During periods of turmoil and curfews women were unable to step out of the home and enjoy simple pleasures like a walk.
The study also says that for women most of the psychological distress was associated with feelings of powerlessness, dependency on others for daily living and witnessing killing and torture. Women had lower confrontation with violence being confined to the homes but, the study notes, feelings of helplessness and guilt caused by witnessing violence was often more traumatic than experiencing it.
Last summer's uprising, in which thousands took to the streets in angry protests and operations by security forces left 123 dead and thousands injured saw a resurgence of psychological distress. Dr Muzaffar Khan, a clinical psychiatrist in Srinagar, explains how Post Traumatic Stress Disorder (PTSD), formally recognised as a psychiatric disease in the 1980s, has manifested among his patients especially among the youth in feelings of depression, fears of the unknown and palpitations. He says he has seen young women from villages exhibiting PTSD symptoms of panic attacks and reporting feelings of impending doom and shivering fits.
Dr Khan, who also runs the de-addiction clinic under the state's police at the control room in Srinagar, says there is a definite link between prescription drug misuse and PTSD. Drugs that are misused include painkillers like Spasmoproxyvon, codeines, sedatives and other painkillers.
Although women have not attended the de-addiction centres because of fears of being stigmatised, there is evidence to show that the problem is not restricted to men. After an education programme on drug addiction in Pattan there were inquiries by girl students who asked if they could visit in a group. However there are no facilities as yet to treat women in addiction.

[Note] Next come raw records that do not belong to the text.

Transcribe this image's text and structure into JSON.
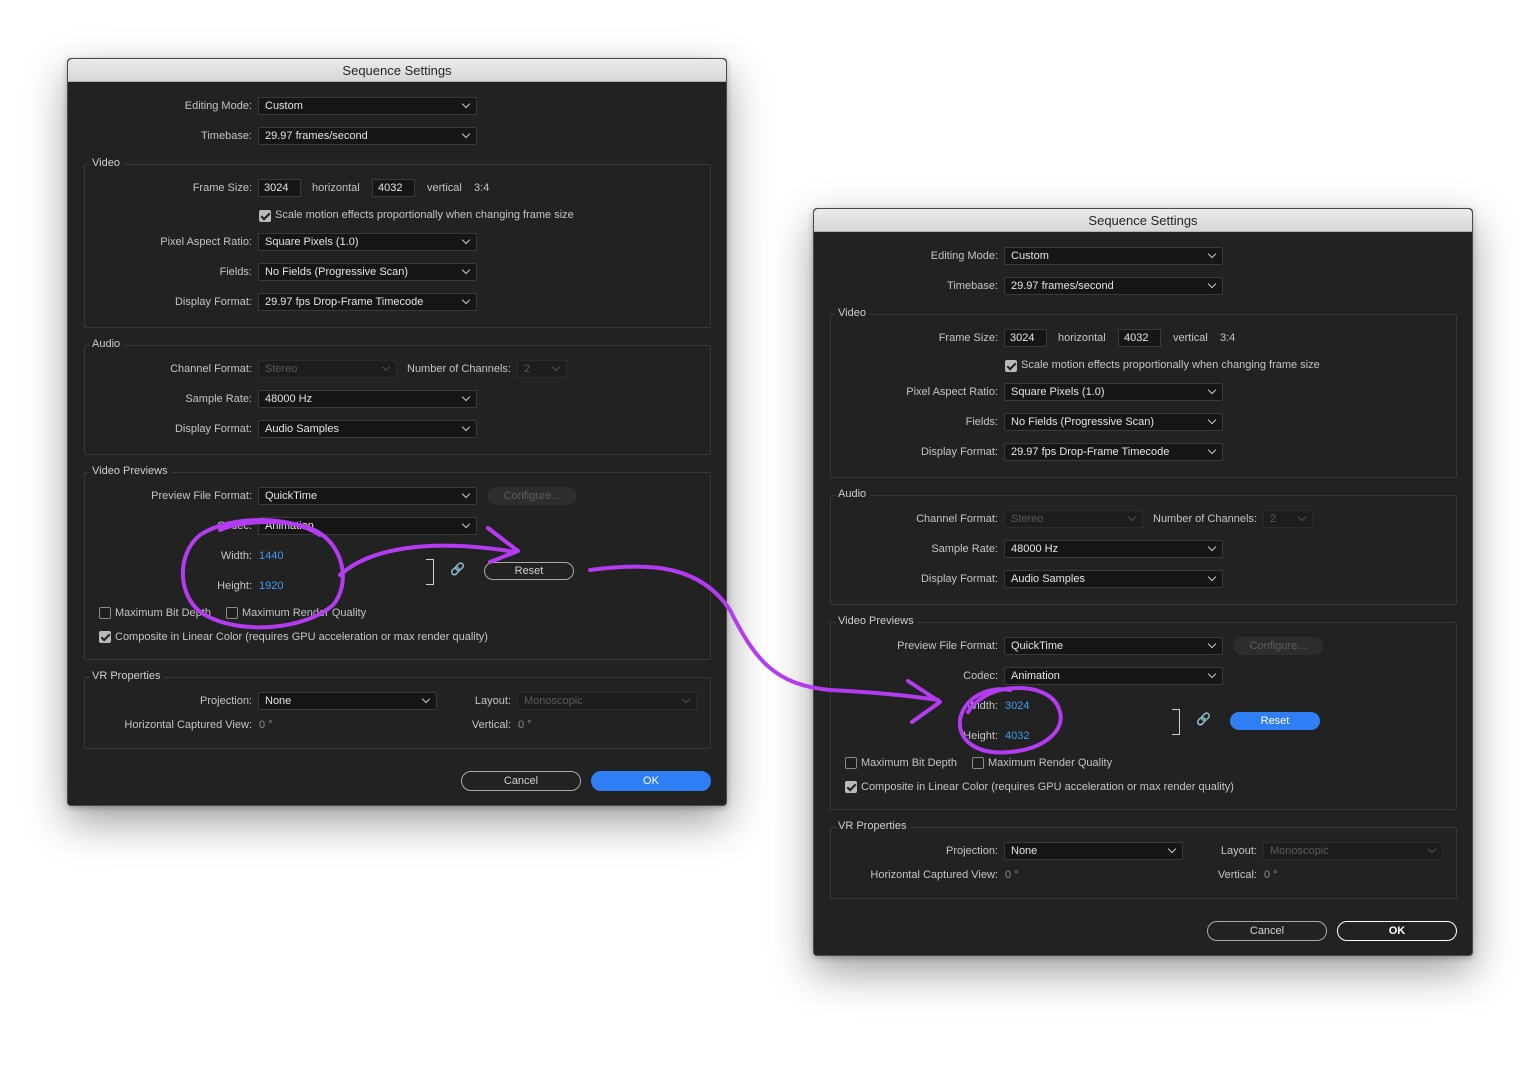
{
  "dialogs": [
    {
      "title": "Sequence Settings",
      "editing_mode": {
        "label": "Editing Mode:",
        "value": "Custom"
      },
      "timebase": {
        "label": "Timebase:",
        "value": "29.97  frames/second"
      },
      "video": {
        "section": "Video",
        "frame_size_label": "Frame Size:",
        "frame_width": "3024",
        "horizontal_label": "horizontal",
        "frame_height": "4032",
        "vertical_label": "vertical",
        "aspect": "3:4",
        "scale_checkbox_label": "Scale motion effects proportionally when changing frame size",
        "pixel_aspect": {
          "label": "Pixel Aspect Ratio:",
          "value": "Square Pixels (1.0)"
        },
        "fields": {
          "label": "Fields:",
          "value": "No Fields (Progressive Scan)"
        },
        "display_format": {
          "label": "Display Format:",
          "value": "29.97 fps Drop-Frame Timecode"
        }
      },
      "audio": {
        "section": "Audio",
        "channel_format": {
          "label": "Channel Format:",
          "value": "Stereo"
        },
        "channels": {
          "label": "Number of Channels:",
          "value": "2"
        },
        "sample_rate": {
          "label": "Sample Rate:",
          "value": "48000 Hz"
        },
        "display_format": {
          "label": "Display Format:",
          "value": "Audio Samples"
        }
      },
      "previews": {
        "section": "Video Previews",
        "file_format": {
          "label": "Preview File Format:",
          "value": "QuickTime"
        },
        "configure_label": "Configure...",
        "codec": {
          "label": "Codec:",
          "value": "Animation"
        },
        "width": {
          "label": "Width:",
          "value": "1440"
        },
        "height": {
          "label": "Height:",
          "value": "1920"
        },
        "reset_label": "Reset",
        "link_glyph": "🔗",
        "max_bit_depth_label": "Maximum Bit Depth",
        "max_render_label": "Maximum Render Quality",
        "composite_label": "Composite in Linear Color (requires GPU acceleration or max render quality)"
      },
      "vr": {
        "section": "VR Properties",
        "projection": {
          "label": "Projection:",
          "value": "None"
        },
        "layout": {
          "label": "Layout:",
          "value": "Monoscopic"
        },
        "hcv": {
          "label": "Horizontal Captured View:",
          "value": "0 °"
        },
        "vertical": {
          "label": "Vertical:",
          "value": "0 °"
        }
      },
      "cancel_label": "Cancel",
      "ok_label": "OK"
    },
    {
      "title": "Sequence Settings",
      "editing_mode": {
        "label": "Editing Mode:",
        "value": "Custom"
      },
      "timebase": {
        "label": "Timebase:",
        "value": "29.97  frames/second"
      },
      "video": {
        "section": "Video",
        "frame_size_label": "Frame Size:",
        "frame_width": "3024",
        "horizontal_label": "horizontal",
        "frame_height": "4032",
        "vertical_label": "vertical",
        "aspect": "3:4",
        "scale_checkbox_label": "Scale motion effects proportionally when changing frame size",
        "pixel_aspect": {
          "label": "Pixel Aspect Ratio:",
          "value": "Square Pixels (1.0)"
        },
        "fields": {
          "label": "Fields:",
          "value": "No Fields (Progressive Scan)"
        },
        "display_format": {
          "label": "Display Format:",
          "value": "29.97 fps Drop-Frame Timecode"
        }
      },
      "audio": {
        "section": "Audio",
        "channel_format": {
          "label": "Channel Format:",
          "value": "Stereo"
        },
        "channels": {
          "label": "Number of Channels:",
          "value": "2"
        },
        "sample_rate": {
          "label": "Sample Rate:",
          "value": "48000 Hz"
        },
        "display_format": {
          "label": "Display Format:",
          "value": "Audio Samples"
        }
      },
      "previews": {
        "section": "Video Previews",
        "file_format": {
          "label": "Preview File Format:",
          "value": "QuickTime"
        },
        "configure_label": "Configure...",
        "codec": {
          "label": "Codec:",
          "value": "Animation"
        },
        "width": {
          "label": "Width:",
          "value": "3024"
        },
        "height": {
          "label": "Height:",
          "value": "4032"
        },
        "reset_label": "Reset",
        "link_glyph": "🔗",
        "max_bit_depth_label": "Maximum Bit Depth",
        "max_render_label": "Maximum Render Quality",
        "composite_label": "Composite in Linear Color (requires GPU acceleration or max render quality)"
      },
      "vr": {
        "section": "VR Properties",
        "projection": {
          "label": "Projection:",
          "value": "None"
        },
        "layout": {
          "label": "Layout:",
          "value": "Monoscopic"
        },
        "hcv": {
          "label": "Horizontal Captured View:",
          "value": "0 °"
        },
        "vertical": {
          "label": "Vertical:",
          "value": "0 °"
        }
      },
      "cancel_label": "Cancel",
      "ok_label": "OK"
    }
  ],
  "annotation": {
    "color": "#b43cf0"
  }
}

Besides these obvious psychological disorders women's health has been affected by the lifestyle changes necessitated by the conflict situation. Dr Zahida Shah points out how prolonged low activity because of inability to freely move about and lack of recreational facilities has led to obesity and its attendant ailments of diabetes, hypertension and arthritis.

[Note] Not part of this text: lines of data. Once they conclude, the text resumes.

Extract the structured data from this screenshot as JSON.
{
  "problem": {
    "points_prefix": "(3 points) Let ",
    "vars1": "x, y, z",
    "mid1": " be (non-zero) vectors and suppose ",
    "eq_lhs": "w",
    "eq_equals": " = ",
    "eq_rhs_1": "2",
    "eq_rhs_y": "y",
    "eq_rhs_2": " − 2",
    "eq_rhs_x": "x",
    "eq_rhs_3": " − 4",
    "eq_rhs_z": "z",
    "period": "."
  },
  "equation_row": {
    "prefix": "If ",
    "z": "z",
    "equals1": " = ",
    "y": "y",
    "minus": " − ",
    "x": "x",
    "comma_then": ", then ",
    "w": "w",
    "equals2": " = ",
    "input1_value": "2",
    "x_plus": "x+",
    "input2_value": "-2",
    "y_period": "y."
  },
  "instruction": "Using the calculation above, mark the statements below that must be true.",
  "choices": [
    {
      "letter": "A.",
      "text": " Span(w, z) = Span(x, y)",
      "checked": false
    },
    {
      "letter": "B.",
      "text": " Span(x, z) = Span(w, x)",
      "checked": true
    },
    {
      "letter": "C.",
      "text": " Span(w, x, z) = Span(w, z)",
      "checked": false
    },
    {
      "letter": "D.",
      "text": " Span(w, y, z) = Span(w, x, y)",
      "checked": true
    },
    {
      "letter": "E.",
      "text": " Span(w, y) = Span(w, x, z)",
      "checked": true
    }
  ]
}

"During curfews or periods of unrest even taking a walk was not possible. Typical social activities like picnics or going to the parks or gardens were curtailed. One rushed to be back home by 5 PM.

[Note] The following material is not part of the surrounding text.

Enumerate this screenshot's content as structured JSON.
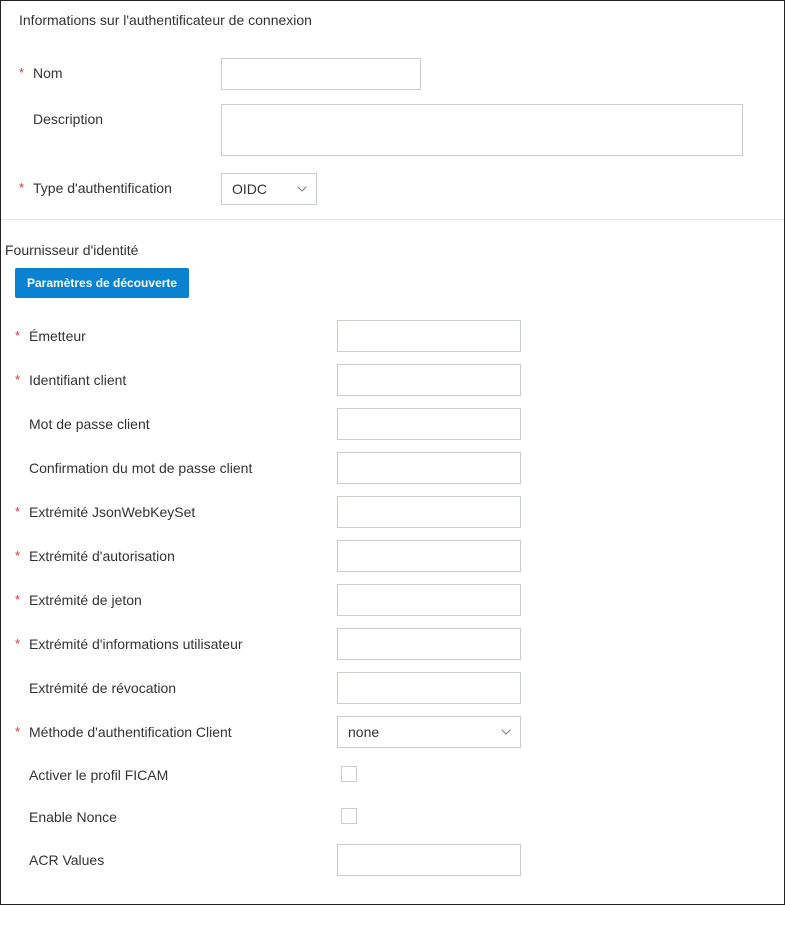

This shift in lifestyle was accompanied by a change in eating habits with an increased uptake of fast foods. All this coupled with baseline stress because of the curfews, protests and disruption of normal life has resulted in the region's women suffering from high cholesterol levels, angina and even myocardial infarction at a much earlier age than before."
Women's reproductive health has also been affected. Dr Bilquees, a gynaecologist, says that stress along with factors like being overweight, has seen a significant increase in polycystic ovarian disease among young Kashmiri women. PCOD has symptoms like irregular menstrual cycles, central obesity and glucose intolerance. It can consequently lead to infertility, obesity, diabetes during pregnancy, early menopause and early aging. Stress, she says, has also contributed to menstrual irregularities and certain menstrual abnormalities. She has observed an increasing trend towards early onset of menstruation.
The breakdown of social infrastructure and lack of medical facilities has also contributed to pregnancy mishaps. She narrated instances of how the lack
of transportation - especially during shutdowns and curfews - has led to women with foetal distress reaching the hospital too late, and newborns dying
before they got necessary attention as a result.